- Demonstrate optical interoperability with both the Pirelli DWDM product and also the Hitachi OC-192 offering, as well as legacy NEC OC-48 gear.
- The ability of the Cerent 454 to support incoming international traffic, including STM-x interfaces, a popular connection option for major long distance carriers such as AT&T, MCI, Sprint, and Global Crossing, to name a few.
- Enable a Cerent 454 ring configuration beyond the industry standard sixteen nodes and still meet the required failure mode switching times.
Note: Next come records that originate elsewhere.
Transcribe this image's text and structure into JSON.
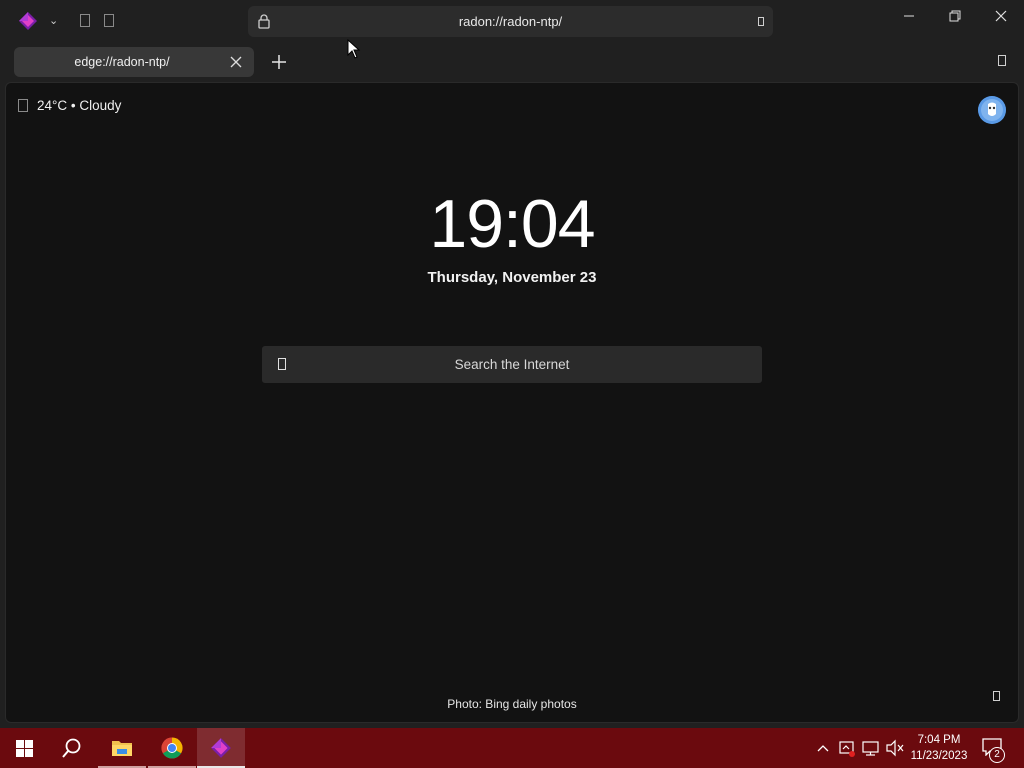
{
  "browser": {
    "address_bar_text": "radon://radon-ntp/",
    "icons": {
      "logo": "radon-logo-icon",
      "profile_chevron": "chevron-down-icon",
      "lock": "lock-icon",
      "minimize": "minimize-icon",
      "restore": "restore-icon",
      "close": "close-icon"
    },
    "accent_color": "#c026d3"
  },
  "tabs": [
    {
      "label": "edge://radon-ntp/",
      "active": true
    }
  ],
  "new_tab_page": {
    "weather_text": "24°C • Cloudy",
    "time": "19:04",
    "date": "Thursday, November 23",
    "search_placeholder": "Search the Internet",
    "photo_credit": "Photo: Bing daily photos",
    "background_color": "#121212"
  },
  "taskbar": {
    "background_color": "#6b0a0e",
    "items": [
      "start-icon",
      "search-icon",
      "file-explorer-icon",
      "chrome-icon",
      "radon-browser-icon"
    ],
    "tray_time": "7:04 PM",
    "tray_date": "11/23/2023",
    "notification_count": "2"
  }
}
Cerent anticipated such a need, in 1998, and was granted a patent in February 2002, allowing up to 256 nodes to be present on a single ring.
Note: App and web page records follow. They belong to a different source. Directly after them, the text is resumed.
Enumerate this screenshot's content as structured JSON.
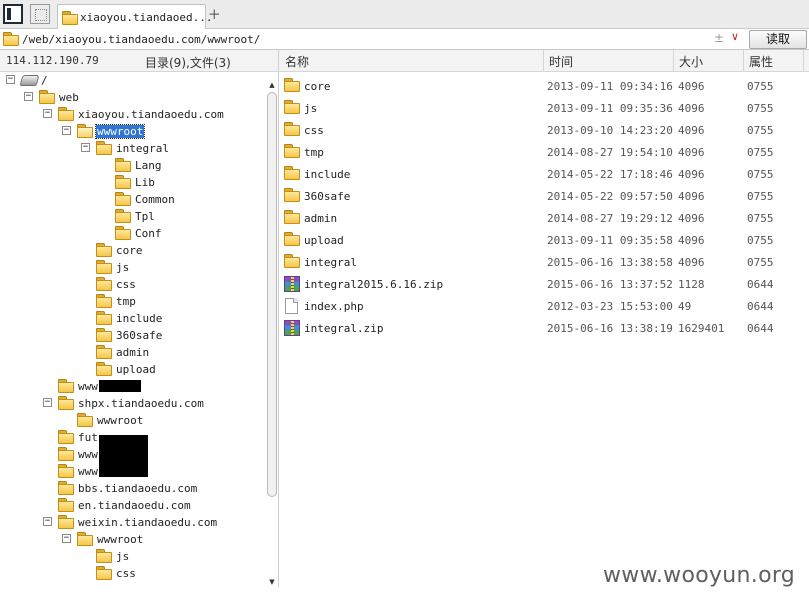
{
  "tab": {
    "label": "xiaoyou.tiandaoed...",
    "add_label": "+"
  },
  "address": {
    "path": "/web/xiaoyou.tiandaoedu.com/wwwroot/",
    "plusminus": "±",
    "dropdown": "∨",
    "read_button": "读取"
  },
  "left_header": {
    "ip": "114.112.190.79",
    "summary": "目录(9),文件(3)"
  },
  "columns": {
    "name": "名称",
    "time": "时间",
    "size": "大小",
    "attr": "属性"
  },
  "tree": [
    {
      "id": "root",
      "label": "/",
      "toggle": "−",
      "icon": "drive"
    },
    {
      "id": "web",
      "label": "web",
      "toggle": "−",
      "icon": "folder"
    },
    {
      "id": "xiaoyou",
      "label": "xiaoyou.tiandaoedu.com",
      "toggle": "−",
      "icon": "folder"
    },
    {
      "id": "wwwroot",
      "label": "wwwroot",
      "toggle": "−",
      "icon": "folder-open",
      "selected": true
    },
    {
      "id": "integral",
      "label": "integral",
      "toggle": "−",
      "icon": "folder"
    },
    {
      "id": "lang",
      "label": "Lang",
      "icon": "folder"
    },
    {
      "id": "lib",
      "label": "Lib",
      "icon": "folder"
    },
    {
      "id": "common",
      "label": "Common",
      "icon": "folder"
    },
    {
      "id": "tpl",
      "label": "Tpl",
      "icon": "folder"
    },
    {
      "id": "conf",
      "label": "Conf",
      "icon": "folder"
    },
    {
      "id": "core",
      "label": "core",
      "icon": "folder"
    },
    {
      "id": "js",
      "label": "js",
      "icon": "folder"
    },
    {
      "id": "css",
      "label": "css",
      "icon": "folder"
    },
    {
      "id": "tmp",
      "label": "tmp",
      "icon": "folder"
    },
    {
      "id": "include",
      "label": "include",
      "icon": "folder"
    },
    {
      "id": "360safe",
      "label": "360safe",
      "icon": "folder"
    },
    {
      "id": "admin",
      "label": "admin",
      "icon": "folder"
    },
    {
      "id": "upload",
      "label": "upload",
      "icon": "folder"
    },
    {
      "id": "www-redacted",
      "label": "www          com",
      "icon": "folder"
    },
    {
      "id": "shpx",
      "label": "shpx.tiandaoedu.com",
      "toggle": "−",
      "icon": "folder"
    },
    {
      "id": "shpx-wwwroot",
      "label": "wwwroot",
      "icon": "folder"
    },
    {
      "id": "fut",
      "label": "fut          .cn",
      "icon": "folder"
    },
    {
      "id": "www-cn-1",
      "label": "www          .cn",
      "icon": "folder"
    },
    {
      "id": "www-cn-2",
      "label": "www          .cn",
      "icon": "folder"
    },
    {
      "id": "bbs",
      "label": "bbs.tiandaoedu.com",
      "icon": "folder"
    },
    {
      "id": "en",
      "label": "en.tiandaoedu.com",
      "icon": "folder"
    },
    {
      "id": "weixin",
      "label": "weixin.tiandaoedu.com",
      "toggle": "−",
      "icon": "folder"
    },
    {
      "id": "weixin-wwwroot",
      "label": "wwwroot",
      "toggle": "−",
      "icon": "folder"
    },
    {
      "id": "weixin-js",
      "label": "js",
      "icon": "folder"
    },
    {
      "id": "weixin-css",
      "label": "css",
      "icon": "folder"
    }
  ],
  "files": [
    {
      "name": "core",
      "time": "2013-09-11 09:34:16",
      "size": "4096",
      "attr": "0755",
      "icon": "folder"
    },
    {
      "name": "js",
      "time": "2013-09-11 09:35:36",
      "size": "4096",
      "attr": "0755",
      "icon": "folder"
    },
    {
      "name": "css",
      "time": "2013-09-10 14:23:20",
      "size": "4096",
      "attr": "0755",
      "icon": "folder"
    },
    {
      "name": "tmp",
      "time": "2014-08-27 19:54:10",
      "size": "4096",
      "attr": "0755",
      "icon": "folder"
    },
    {
      "name": "include",
      "time": "2014-05-22 17:18:46",
      "size": "4096",
      "attr": "0755",
      "icon": "folder"
    },
    {
      "name": "360safe",
      "time": "2014-05-22 09:57:50",
      "size": "4096",
      "attr": "0755",
      "icon": "folder"
    },
    {
      "name": "admin",
      "time": "2014-08-27 19:29:12",
      "size": "4096",
      "attr": "0755",
      "icon": "folder"
    },
    {
      "name": "upload",
      "time": "2013-09-11 09:35:58",
      "size": "4096",
      "attr": "0755",
      "icon": "folder"
    },
    {
      "name": "integral",
      "time": "2015-06-16 13:38:58",
      "size": "4096",
      "attr": "0755",
      "icon": "folder"
    },
    {
      "name": "integral2015.6.16.zip",
      "time": "2015-06-16 13:37:52",
      "size": "1128",
      "attr": "0644",
      "icon": "zip"
    },
    {
      "name": "index.php",
      "time": "2012-03-23 15:53:00",
      "size": "49",
      "attr": "0644",
      "icon": "file"
    },
    {
      "name": "integral.zip",
      "time": "2015-06-16 13:38:19",
      "size": "1629401",
      "attr": "0644",
      "icon": "zip"
    }
  ],
  "watermark": "www.wooyun.org"
}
- Support connectivity with the Objective Systems Integrators (OSI) network management system used by Frontier’s operations personnel to manage their telecom infrastructure.
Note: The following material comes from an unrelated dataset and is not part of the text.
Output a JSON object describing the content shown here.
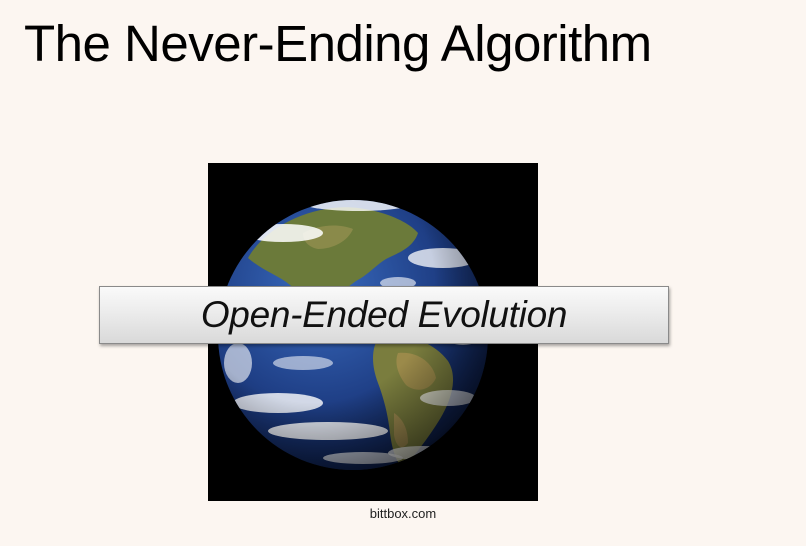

“Frontier is flourishing in a fast-moving industry by building a more responsive network that serves the growing communications needs of our customers,” said Jim Watts, Director of Transport Engineering, at Frontier. “Traditional transport solutions are expensive and designed primarily for voice traffic. Today’s environment of rapid deregulation and rapid expansion of the Internet has created a host of new rules. We needed a platform that is cost-effective and would grow with us. The Cerent 454 is the only solution available today that is flexible enough to fit our needs.”
This quote was used in Cerent’s June 1999 press release announcing the twelve-month agreement in which Frontier would take $3 million dollars worth of Cerent 454 equipment. Frontier used much more than that over the years.
Carl Russo, Cerent’s president and chief executive officer, recognized the value of the receipt of such an order in legitimizing the company, an event that would ease the concerns of other major telephone companies using a startup for their infrastructure needs. In that same press release, Carl said, “Frontier has made a name for itself by listening to its customers; and we’re doing the same thing. Cerent has delivered the first evolutionary optical transport platform, the Cerent 454. We’ve introduced a simpler, more cost-effective optical transport solution that ships in hours or days. The Cerent 454 permits Frontier to instantly add and provision traffic, giving it a significant competitive advantage in this Internet age of surging bandwidth demands.”
This win was a big deal! It helped sustain the post-Supercomm’99 buzz for Cerent as the hottest property in the telecom universe.
Looking Back on the Frontier Experience
Doug reflects on winning the optical transport business for Cerent, “I was fairly confident at Nortel that I did a good job there. [At Cerent,] I had to take nothing and make something out of it. I had not done that before. I went to the IOCs and broke in with Rochester Tel, then went to the cable companies and won 6 of the 7 there, and then went over to AT&T and broke in there and made it the largest account within Cisco for 8 of the 10 years I worked there. It felt pretty good. It’s one of the best products I’ve sold to date.” Doug guessed, in 2013, during our interview, “There’s probably 50,000 or so ‘454’s out there.” He adds, “It’s just freakin’ amazing.”
Cerent alumni say, “Thank you, Rochester!”
 David Owen, in his 2004 book, Copies In Seconds: Chester Carlson and the Birth of the Xerox Machine, described Rochester as a hub of optical innovation.
Jim Watts Director of Transmission Engineering
Carl Krentz Optical Transmission Engineer (Long Distance)
Gregg Palinski Manager, Transmission Engineering (Local Services)
Madan Shastri Optical Transmission Engineer (Long Distance)
Cory Tynon SONET Transmission Engineer (Local Services)
Shelby Jozwiak Sr. Operations Team Leader
Yvonne Brown Network Support Engineer
Duane Shaifer Manager of NOC
Pete Severts Director of NOC Operations
Mike Wormley Network Support Engineer
Charles Colbert SONET Manager
Dan Enright Sr. Vice President of Operations
Dave Keech Director of Engineering & Technology Planning (Local Services)
David Jorgensen Transmission Engineer (Local Services)
Tom Kramer Technology Manager
Tom Richardson Sr. Project Manager, Systems & Product Development
Mark Goerhing Systems & Product Development
Mary Hughson Network Architect